Mental Health Awareness Week (all year round)

mental health awarnes week logo lockupThere’s no better time to speak out about mental health

While this week has been the annual Mental Health Awareness Week, being plunged into lockdown and having our lives turned upside down has certainly given many of us lots of time to think and consider how we’re feeling. Our daily routines have changed, our work life-balances have blurred and many people have reported feeling stressed or anxious as they’ve attempted to adjust to the ‘new normal.’

The ability to buy food, stay connected with loved ones, take exercise and maintain independence have been hugely hindered by the COVID-19 restrictions, and for blind and partially sighted people lockdown is especially difficult. While its always good to use an Awareness Week to draw attention to something, when it comes to our mental health its something we live with all year round.

Wellbeing through lockdown

We’ve picked out a few tips below to put into practice, but these are applicable for use 365 days a year, not just Mental Health Awareness Week (18-24 May 2020). It has never been more important to take simple steps to look after your heart, body and mind.

  1. Stay connected
    It is important to stay connected with loved ones during this period of social distancing. Get in touch with somebody you care about and find out how they are, whether by phone, video message or text. If you’re sending memes or images to somebody with sight loss, don’t forget to add a written description of each image. Check out these tech tips for more info.
  2. Get active
    Just twenty minutes of exercise a day can give you a much needed boost, so why not make the most of your unlimited exercise allowance? Don’t worry if you’re not up for leaving the house. From a stair-climbing trek to a tricep-dip test, there’s plenty of activities you can do from the comfort of your own home. You could even make a difference whilst you get fit and turn your activity into a fundraiser – we have some handy hints for that!
  3. Eat well
    We know it’s tempting to reach for comfort food right now, but a healthy diet plays a huge part in maintaining good mental health. Where possible, fill your diet with fruit and veg, wholegrain foods, oily fish and dairy products. No need to feel guilty for an occasional chocolate bar though, it’s important to give yourself a treat every so often.
  4. Don’t be afraid to talk about how you feel
    During worrying times, it can be helpful to ask friends and family for emotional support. Don’t be scared to open up to your loved ones. Talking about your feelings is not a sign of weakness and may be hugely beneficial for your mental health.
  5. Start a hobby
    Hobbies are a great way to focus your mind on something positive at this tricky time. Whether you plan to dive into the world of audiobooks, waltz around your living room or explore the library of audio descriptive films on Netflix, fill your time with something fun.

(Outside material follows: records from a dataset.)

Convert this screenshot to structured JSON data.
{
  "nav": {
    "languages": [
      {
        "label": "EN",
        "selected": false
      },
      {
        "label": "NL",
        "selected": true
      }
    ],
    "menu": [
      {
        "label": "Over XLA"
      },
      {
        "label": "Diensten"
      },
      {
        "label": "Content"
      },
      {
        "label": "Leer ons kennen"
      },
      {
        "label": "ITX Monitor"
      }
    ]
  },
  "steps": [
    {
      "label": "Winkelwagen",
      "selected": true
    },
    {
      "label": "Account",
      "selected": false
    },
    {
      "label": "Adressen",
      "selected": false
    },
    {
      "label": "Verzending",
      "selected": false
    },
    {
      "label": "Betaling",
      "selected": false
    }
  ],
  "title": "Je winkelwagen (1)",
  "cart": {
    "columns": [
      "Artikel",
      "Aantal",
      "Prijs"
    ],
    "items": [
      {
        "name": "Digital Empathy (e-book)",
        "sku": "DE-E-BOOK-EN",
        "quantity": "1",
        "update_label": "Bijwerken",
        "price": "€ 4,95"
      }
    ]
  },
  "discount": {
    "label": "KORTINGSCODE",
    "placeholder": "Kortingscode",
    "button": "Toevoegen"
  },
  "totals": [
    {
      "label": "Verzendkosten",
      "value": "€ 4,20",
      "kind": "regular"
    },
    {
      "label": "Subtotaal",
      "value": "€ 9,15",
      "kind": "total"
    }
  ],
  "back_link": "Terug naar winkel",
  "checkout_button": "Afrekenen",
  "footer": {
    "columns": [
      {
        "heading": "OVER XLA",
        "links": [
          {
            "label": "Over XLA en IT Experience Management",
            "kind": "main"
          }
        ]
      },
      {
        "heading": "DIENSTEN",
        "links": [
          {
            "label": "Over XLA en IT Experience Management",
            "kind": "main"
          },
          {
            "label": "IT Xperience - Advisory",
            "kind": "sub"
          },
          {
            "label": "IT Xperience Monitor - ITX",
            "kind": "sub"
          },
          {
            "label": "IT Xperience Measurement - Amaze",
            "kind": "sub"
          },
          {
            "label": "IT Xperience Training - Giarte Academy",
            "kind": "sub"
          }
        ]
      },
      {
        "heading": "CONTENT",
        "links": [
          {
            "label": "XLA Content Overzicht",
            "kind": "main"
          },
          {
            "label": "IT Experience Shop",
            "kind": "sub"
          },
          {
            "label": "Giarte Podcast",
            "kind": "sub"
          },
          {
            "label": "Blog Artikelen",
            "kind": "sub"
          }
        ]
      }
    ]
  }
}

Finally, one thing to note from this year’s Mental Health Awareness Week campaign has been their focus on Kindness. They say they chose this theme because of its singular ability to unlock our shared humanity. Kindness strengthens relationships, develops community and deepens solidarity. Its a cornerstone of our individual and collective mental health.

Kindness is defined by doing something towards yourself and others, motivated by genuine desire to make a positive difference.  The Mental Health Foundation research shows that kindness and our mental health are deeply connected. Kindness is an antidote to isolation and creates a sense of belonging. It helps reduce stress, brings a fresh perspective and deepens friendships. Kindness can even improve feelings of confidence and optimism.

So if there were an add-on tip, it would be to consider kindness and think about what you can do for others – because it’ll actually help you. If it worked for Scrooge – it could work for you too!